▶ [Supplied data]
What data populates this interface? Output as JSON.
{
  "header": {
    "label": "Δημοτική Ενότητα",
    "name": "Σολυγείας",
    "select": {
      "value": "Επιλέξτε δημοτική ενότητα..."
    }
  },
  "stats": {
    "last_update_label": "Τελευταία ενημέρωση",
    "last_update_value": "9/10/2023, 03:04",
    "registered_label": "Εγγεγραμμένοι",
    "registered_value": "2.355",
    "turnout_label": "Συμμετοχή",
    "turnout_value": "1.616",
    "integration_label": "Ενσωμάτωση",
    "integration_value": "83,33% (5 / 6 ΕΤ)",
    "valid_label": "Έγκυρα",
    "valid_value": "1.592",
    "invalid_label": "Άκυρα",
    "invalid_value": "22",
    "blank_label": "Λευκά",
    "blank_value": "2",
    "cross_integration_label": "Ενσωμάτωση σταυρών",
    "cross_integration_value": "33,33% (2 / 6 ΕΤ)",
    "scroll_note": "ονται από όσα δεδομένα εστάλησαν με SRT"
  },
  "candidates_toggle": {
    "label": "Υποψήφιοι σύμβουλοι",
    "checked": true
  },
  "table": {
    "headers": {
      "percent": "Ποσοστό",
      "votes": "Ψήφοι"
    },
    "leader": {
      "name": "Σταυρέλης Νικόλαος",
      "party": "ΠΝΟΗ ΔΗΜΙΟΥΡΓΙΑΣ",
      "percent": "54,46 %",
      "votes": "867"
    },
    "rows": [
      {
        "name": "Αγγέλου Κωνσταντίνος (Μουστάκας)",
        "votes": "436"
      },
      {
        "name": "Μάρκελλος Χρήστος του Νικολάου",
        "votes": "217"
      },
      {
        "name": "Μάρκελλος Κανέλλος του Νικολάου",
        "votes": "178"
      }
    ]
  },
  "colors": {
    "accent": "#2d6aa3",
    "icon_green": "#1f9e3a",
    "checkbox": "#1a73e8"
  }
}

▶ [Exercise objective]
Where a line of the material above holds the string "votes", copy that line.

▶ [Answer to this task]
      "votes": "Ψήφοι"
      "votes": "867"
        "votes": "436"
        "votes": "217"
        "votes": "178"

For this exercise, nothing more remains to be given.